So instead of a point, The Odd Angry Shot is content to be a portrait, and a great one at that. It’s everyday lads meeting extraordinary circumstances, both at home and in the field, and working through them both with a lager and a larger than life attitude. This is hammered home in the excellent audio commentary provided by Synapse, a conversation between Jeffrey, his co-producer Sue Milliken, and actor Graeme Blundell. Explaining his purpose behind the film, as well as what it was like to make it, the trio acquits themselves with wit and wisdom. The Odd Angry Shot was not made to change minds. It was created to commend men who, arguably, had little place in a Superpower’s sovereign intervention. In some ways, by lacking a legitimate ax to grind or position to forward, Jeffrey et.al. craft an unusual critique all its own.
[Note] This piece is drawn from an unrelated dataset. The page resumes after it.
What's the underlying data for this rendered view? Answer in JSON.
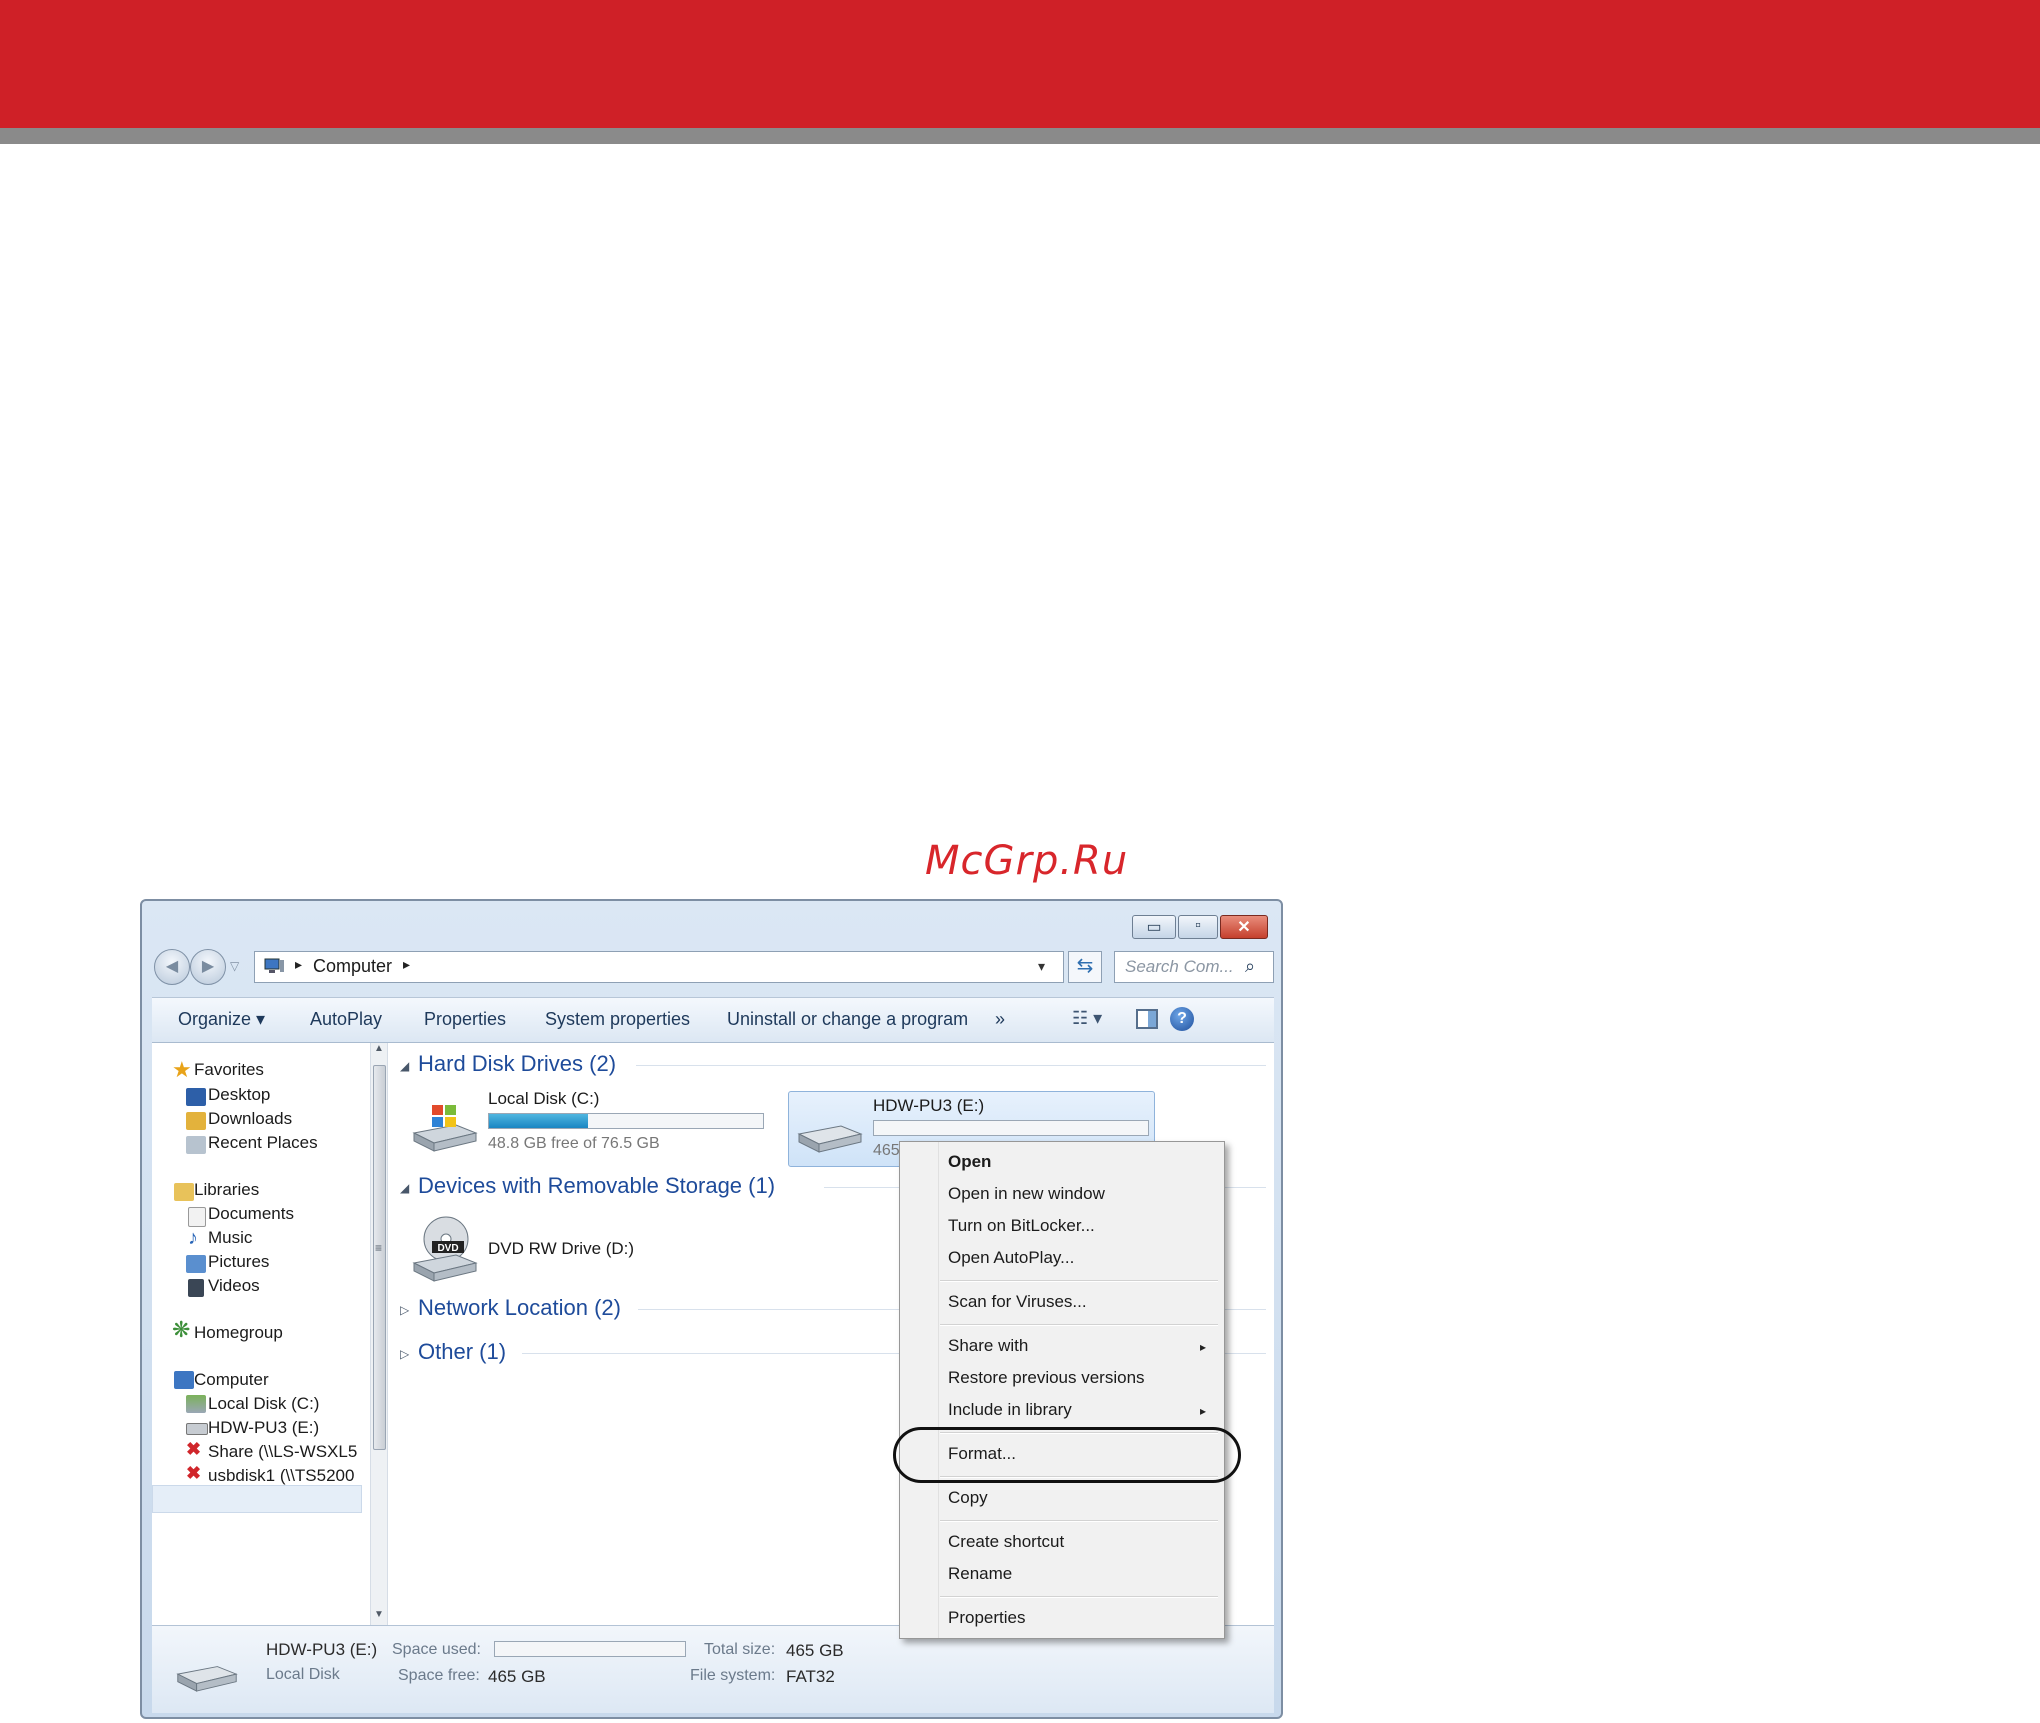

With a transfer that looks practically brand new and an overall sense of something newly discovered and worth writing about, The Odd Angry Shot becomes an important part of our overall artistic appreciation of Vietnam. It’s never going to be as heavy handed or horrific as the American take on this material (though some pretty terrible things do happen here), nor does it try and deny the heroics and happenstance of those who signed up to serve. While those who like their war movies filled with same may shrug over the lack of epic explosions and flying body parts, this Australian novelty sets its own storytelling strategy and then sticks to it, arguing for its mandatory inclusion in any discussion of the War and its aftermath. Just when you think you know everything about a subject, something like this comes along and recalibrates your consideration. The Odd Angry Shot is capable of such subgenre shifts.